--- Task prompt ---
Give back every entry, copied exactly.

======== The input

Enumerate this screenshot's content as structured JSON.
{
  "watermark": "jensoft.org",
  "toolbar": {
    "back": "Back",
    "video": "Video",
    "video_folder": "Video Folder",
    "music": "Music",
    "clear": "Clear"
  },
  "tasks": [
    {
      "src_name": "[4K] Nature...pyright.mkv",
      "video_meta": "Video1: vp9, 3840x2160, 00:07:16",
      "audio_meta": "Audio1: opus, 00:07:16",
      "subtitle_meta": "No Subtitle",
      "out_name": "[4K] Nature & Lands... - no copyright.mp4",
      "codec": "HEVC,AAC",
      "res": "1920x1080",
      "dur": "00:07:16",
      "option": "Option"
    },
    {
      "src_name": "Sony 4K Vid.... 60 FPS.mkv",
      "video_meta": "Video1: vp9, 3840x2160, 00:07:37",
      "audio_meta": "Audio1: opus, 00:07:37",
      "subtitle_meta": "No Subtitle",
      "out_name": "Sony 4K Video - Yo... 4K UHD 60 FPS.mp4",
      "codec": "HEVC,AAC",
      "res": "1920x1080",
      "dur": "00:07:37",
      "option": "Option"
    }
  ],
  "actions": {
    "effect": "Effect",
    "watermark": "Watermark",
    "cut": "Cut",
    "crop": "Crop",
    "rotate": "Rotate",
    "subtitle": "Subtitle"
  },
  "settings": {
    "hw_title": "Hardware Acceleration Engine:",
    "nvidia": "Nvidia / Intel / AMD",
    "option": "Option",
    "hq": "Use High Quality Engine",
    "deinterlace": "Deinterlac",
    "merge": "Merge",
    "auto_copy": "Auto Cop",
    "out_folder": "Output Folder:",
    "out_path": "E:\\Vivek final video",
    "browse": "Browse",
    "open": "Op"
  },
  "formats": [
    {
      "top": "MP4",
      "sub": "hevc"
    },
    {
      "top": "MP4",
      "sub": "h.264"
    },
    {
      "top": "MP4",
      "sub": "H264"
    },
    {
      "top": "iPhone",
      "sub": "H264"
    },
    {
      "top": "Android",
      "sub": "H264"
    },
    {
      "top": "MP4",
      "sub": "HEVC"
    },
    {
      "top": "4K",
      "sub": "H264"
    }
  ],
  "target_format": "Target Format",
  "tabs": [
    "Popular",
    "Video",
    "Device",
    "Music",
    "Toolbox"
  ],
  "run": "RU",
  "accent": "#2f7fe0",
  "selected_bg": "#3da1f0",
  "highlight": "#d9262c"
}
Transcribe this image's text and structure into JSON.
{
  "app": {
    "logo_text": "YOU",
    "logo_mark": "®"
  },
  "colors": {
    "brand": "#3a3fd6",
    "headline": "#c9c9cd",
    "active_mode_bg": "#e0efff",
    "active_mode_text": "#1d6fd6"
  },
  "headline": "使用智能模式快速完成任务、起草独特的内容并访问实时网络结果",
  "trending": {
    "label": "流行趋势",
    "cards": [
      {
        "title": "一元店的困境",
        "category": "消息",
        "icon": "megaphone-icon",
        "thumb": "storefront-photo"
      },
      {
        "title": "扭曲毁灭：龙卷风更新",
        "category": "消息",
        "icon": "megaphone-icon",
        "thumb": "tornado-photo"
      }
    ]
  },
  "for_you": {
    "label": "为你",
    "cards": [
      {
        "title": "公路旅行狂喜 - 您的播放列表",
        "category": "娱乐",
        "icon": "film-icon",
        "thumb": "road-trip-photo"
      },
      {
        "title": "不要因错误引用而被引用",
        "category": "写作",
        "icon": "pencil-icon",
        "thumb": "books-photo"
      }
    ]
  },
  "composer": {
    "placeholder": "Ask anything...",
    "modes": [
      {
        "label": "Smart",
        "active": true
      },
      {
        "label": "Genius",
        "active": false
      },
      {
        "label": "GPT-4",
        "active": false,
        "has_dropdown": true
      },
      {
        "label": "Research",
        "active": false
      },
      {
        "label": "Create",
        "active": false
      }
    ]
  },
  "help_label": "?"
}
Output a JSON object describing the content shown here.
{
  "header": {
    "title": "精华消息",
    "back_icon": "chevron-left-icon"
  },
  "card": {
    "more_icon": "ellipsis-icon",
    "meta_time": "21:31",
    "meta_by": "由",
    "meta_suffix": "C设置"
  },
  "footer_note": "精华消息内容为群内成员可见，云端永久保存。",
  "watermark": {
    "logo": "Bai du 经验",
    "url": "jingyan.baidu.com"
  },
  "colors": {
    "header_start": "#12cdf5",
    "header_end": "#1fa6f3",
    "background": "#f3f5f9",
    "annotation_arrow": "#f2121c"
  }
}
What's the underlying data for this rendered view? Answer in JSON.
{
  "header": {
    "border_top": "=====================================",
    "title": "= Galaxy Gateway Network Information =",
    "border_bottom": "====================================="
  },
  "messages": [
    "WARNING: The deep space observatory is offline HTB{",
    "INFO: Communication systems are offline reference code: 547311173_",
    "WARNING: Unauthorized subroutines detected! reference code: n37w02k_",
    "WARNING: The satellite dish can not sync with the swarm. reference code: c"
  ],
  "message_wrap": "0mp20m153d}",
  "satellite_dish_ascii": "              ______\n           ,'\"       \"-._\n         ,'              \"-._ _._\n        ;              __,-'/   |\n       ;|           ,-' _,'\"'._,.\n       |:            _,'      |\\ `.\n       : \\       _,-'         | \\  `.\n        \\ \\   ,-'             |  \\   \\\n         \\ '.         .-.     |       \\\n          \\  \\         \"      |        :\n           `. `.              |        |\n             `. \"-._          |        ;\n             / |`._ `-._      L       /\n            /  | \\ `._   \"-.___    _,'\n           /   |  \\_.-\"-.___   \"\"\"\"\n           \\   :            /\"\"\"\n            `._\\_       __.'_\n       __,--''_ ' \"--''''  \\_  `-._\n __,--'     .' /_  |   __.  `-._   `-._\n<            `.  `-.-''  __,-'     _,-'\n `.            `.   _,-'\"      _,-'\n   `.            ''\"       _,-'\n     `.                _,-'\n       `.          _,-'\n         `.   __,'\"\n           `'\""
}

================

--- Answer space ---
Enumerate this screenshot's content as structured JSON.
{
  "watermark": "jensoft.org",
  "toolbar": {
    "back": "Back",
    "video": "Video",
    "video_folder": "Video Folder",
    "music": "Music",
    "clear": "Clear"
  },
  "tasks": [
    {
      "src_name": "[4K] Nature...pyright.mkv",
      "video_meta": "Video1: vp9, 3840x2160, 00:07:16",
      "audio_meta": "Audio1: opus, 00:07:16",
      "subtitle_meta": "No Subtitle",
      "out_name": "[4K] Nature & Lands... - no copyright.mp4",
      "codec": "HEVC,AAC",
      "res": "1920x1080",
      "dur": "00:07:16",
      "option": "Option"
    },
    {
      "src_name": "Sony 4K Vid.... 60 FPS.mkv",
      "video_meta": "Video1: vp9, 3840x2160, 00:07:37",
      "audio_meta": "Audio1: opus, 00:07:37",
      "subtitle_meta": "No Subtitle",
      "out_name": "Sony 4K Video - Yo... 4K UHD 60 FPS.mp4",
      "codec": "HEVC,AAC",
      "res": "1920x1080",
      "dur": "00:07:37",
      "option": "Option"
    }
  ],
  "actions": {
    "effect": "Effect",
    "watermark": "Watermark",
    "cut": "Cut",
    "crop": "Crop",
    "rotate": "Rotate",
    "subtitle": "Subtitle"
  },
  "settings": {
    "hw_title": "Hardware Acceleration Engine:",
    "nvidia": "Nvidia / Intel / AMD",
    "option": "Option",
    "hq": "Use High Quality Engine",
    "deinterlace": "Deinterlac",
    "merge": "Merge",
    "auto_copy": "Auto Cop",
    "out_folder": "Output Folder:",
    "out_path": "E:\\Vivek final video",
    "browse": "Browse",
    "open": "Op"
  },
  "formats": [
    {
      "top": "MP4",
      "sub": "hevc"
    },
    {
      "top": "MP4",
      "sub": "h.264"
    },
    {
      "top": "MP4",
      "sub": "H264"
    },
    {
      "top": "iPhone",
      "sub": "H264"
    },
    {
      "top": "Android",
      "sub": "H264"
    },
    {
      "top": "MP4",
      "sub": "HEVC"
    },
    {
      "top": "4K",
      "sub": "H264"
    }
  ],
  "target_format": "Target Format",
  "tabs": [
    "Popular",
    "Video",
    "Device",
    "Music",
    "Toolbox"
  ],
  "run": "RU",
  "accent": "#2f7fe0",
  "selected_bg": "#3da1f0",
  "highlight": "#d9262c"
}
Transcribe this image's text and structure into JSON.
{
  "app": {
    "logo_text": "YOU",
    "logo_mark": "®"
  },
  "colors": {
    "brand": "#3a3fd6",
    "headline": "#c9c9cd",
    "active_mode_bg": "#e0efff",
    "active_mode_text": "#1d6fd6"
  },
  "headline": "使用智能模式快速完成任务、起草独特的内容并访问实时网络结果",
  "trending": {
    "label": "流行趋势",
    "cards": [
      {
        "title": "一元店的困境",
        "category": "消息",
        "icon": "megaphone-icon",
        "thumb": "storefront-photo"
      },
      {
        "title": "扭曲毁灭：龙卷风更新",
        "category": "消息",
        "icon": "megaphone-icon",
        "thumb": "tornado-photo"
      }
    ]
  },
  "for_you": {
    "label": "为你",
    "cards": [
      {
        "title": "公路旅行狂喜 - 您的播放列表",
        "category": "娱乐",
        "icon": "film-icon",
        "thumb": "road-trip-photo"
      },
      {
        "title": "不要因错误引用而被引用",
        "category": "写作",
        "icon": "pencil-icon",
        "thumb": "books-photo"
      }
    ]
  },
  "composer": {
    "placeholder": "Ask anything...",
    "modes": [
      {
        "label": "Smart",
        "active": true
      },
      {
        "label": "Genius",
        "active": false
      },
      {
        "label": "GPT-4",
        "active": false,
        "has_dropdown": true
      },
      {
        "label": "Research",
        "active": false
      },
      {
        "label": "Create",
        "active": false
      }
    ]
  },
  "help_label": "?"
}
Output a JSON object describing the content shown here.
{
  "header": {
    "title": "精华消息",
    "back_icon": "chevron-left-icon"
  },
  "card": {
    "more_icon": "ellipsis-icon",
    "meta_time": "21:31",
    "meta_by": "由",
    "meta_suffix": "C设置"
  },
  "footer_note": "精华消息内容为群内成员可见，云端永久保存。",
  "watermark": {
    "logo": "Bai du 经验",
    "url": "jingyan.baidu.com"
  },
  "colors": {
    "header_start": "#12cdf5",
    "header_end": "#1fa6f3",
    "background": "#f3f5f9",
    "annotation_arrow": "#f2121c"
  }
}
What's the underlying data for this rendered view? Answer in JSON.
{
  "header": {
    "border_top": "=====================================",
    "title": "= Galaxy Gateway Network Information =",
    "border_bottom": "====================================="
  },
  "messages": [
    "WARNING: The deep space observatory is offline HTB{",
    "INFO: Communication systems are offline reference code: 547311173_",
    "WARNING: Unauthorized subroutines detected! reference code: n37w02k_",
    "WARNING: The satellite dish can not sync with the swarm. reference code: c"
  ],
  "message_wrap": "0mp20m153d}",
  "satellite_dish_ascii": "              ______\n           ,'\"       \"-._\n         ,'              \"-._ _._\n        ;              __,-'/   |\n       ;|           ,-' _,'\"'._,.\n       |:            _,'      |\\ `.\n       : \\       _,-'         | \\  `.\n        \\ \\   ,-'             |  \\   \\\n         \\ '.         .-.     |       \\\n          \\  \\         \"      |        :\n           `. `.              |        |\n             `. \"-._          |        ;\n             / |`._ `-._      L       /\n            /  | \\ `._   \"-.___    _,'\n           /   |  \\_.-\"-.___   \"\"\"\"\n           \\   :            /\"\"\"\n            `._\\_       __.'_\n       __,--''_ ' \"--''''  \\_  `-._\n __,--'     .' /_  |   __.  `-._   `-._\n<            `.  `-.-''  __,-'     _,-'\n `.            `.   _,-'\"      _,-'\n   `.            ''\"       _,-'\n     `.                _,-'\n       `.          _,-'\n         `.   __,'\"\n           `'\""
}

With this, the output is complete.